You travel all over the world taking pictures. What’s one of the most memorable places you’ve visited?
Travel is a young man’s game, and as I said earlier, a day at home can be as exciting as a visit to the White House. One place that truly fascinates me however is India. I spent some time there in 1997 while on assignment for Detailsmagazine. It was an experience like none other and has left me wanting to return to do some further exploration. I have also been affected by the Normandy region of France. Sitting in the Cathedral at Bayeux and walking the D-Day invasion beaches is as profound an experience that I know.
What’s the most embarrassing thing that’s ever happened when you were working with some one?
I was on assignment for the New York Times Magazine outside of Boston in 1998. We had a very early call time, as our subject was leaving the country on that day, and he had a very solid out time. I was becoming acquainted with the subject and looking around his house for a place to shoot when I noticed my assistant out the window frantically flailing his arms and beckoning me to come outside. I excused myself and went out into the fun zero temperature of that dawn to be informed that the film was still in the climate controlled confines of his hotel room, an hour or so away from our present location. I collected myself and went back into the house to inform my sitter of the situation. His disappointment was visible though not aggressive. The situation was what it was, and it was glaringly obvious that he was not going to appear in the article and that was that. I am grateful that he was gracious about the ordeal. I too understood that it was merely a mistake and didn’t become the least bit angry. It was however a rookie mistake and a difficult one to explain to my editor at the magazine.
Do you have any New Years resolutions?
Only to try and be as kind and compassionate at I am able to. As I have gotten older, I have come to realize that we are not our actions and are not defined through our professions.
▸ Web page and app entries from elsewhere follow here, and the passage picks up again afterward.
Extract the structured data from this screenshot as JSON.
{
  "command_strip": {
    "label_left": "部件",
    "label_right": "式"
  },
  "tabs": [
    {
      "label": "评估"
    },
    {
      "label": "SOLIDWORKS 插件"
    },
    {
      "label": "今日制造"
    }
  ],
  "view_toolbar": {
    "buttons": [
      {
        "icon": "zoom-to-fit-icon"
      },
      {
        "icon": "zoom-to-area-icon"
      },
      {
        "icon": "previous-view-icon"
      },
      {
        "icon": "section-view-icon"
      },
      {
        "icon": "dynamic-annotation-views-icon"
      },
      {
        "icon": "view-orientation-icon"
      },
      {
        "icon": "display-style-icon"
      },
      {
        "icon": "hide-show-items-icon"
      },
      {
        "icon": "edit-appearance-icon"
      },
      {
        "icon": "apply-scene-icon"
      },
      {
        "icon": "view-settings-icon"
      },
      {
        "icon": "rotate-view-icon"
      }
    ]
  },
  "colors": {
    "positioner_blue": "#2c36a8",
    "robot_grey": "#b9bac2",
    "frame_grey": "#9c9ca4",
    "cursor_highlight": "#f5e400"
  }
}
Perhaps Tess Gallagher voiced it best when she wrote: “It’s not what we do in life that counts, it’s how we make people feel.”
Did you get anything good for Christmas?
I received some wonderful gifts this past Christmas. As I keep honeybees, my wife Kathryn gave me a first edition of The Beekeepers Bible circa 1889. My son Dylan gave me a pair of World War 1 British artillery binoculars as well as a German army issue brass matchbox. My assistant Travis gave me a beautiful Bonsai tree. I have had a love of the Bonsai practice since I was a boy. It is a wonderful art form. Perhaps the most special gift was one from my father, Larry Winters. He sent me a pair of his father’s gold cuff links. My grandfather, Bert Winters, was among the kindest persons that I have ever known and was a larger than life character in my childhood. Every year since my grandfather’s passing in 1994, my father gives me one object from my grandfather’s estate. I have over the years become the guardian of a host of objects, including his metal lunch box, his hard helmet, one of his flashlights and a large number of his tools. I am always eager to open these special gifts from my father as the physical connection that I feel through my grandfather’s objects resonates with me in a profound way.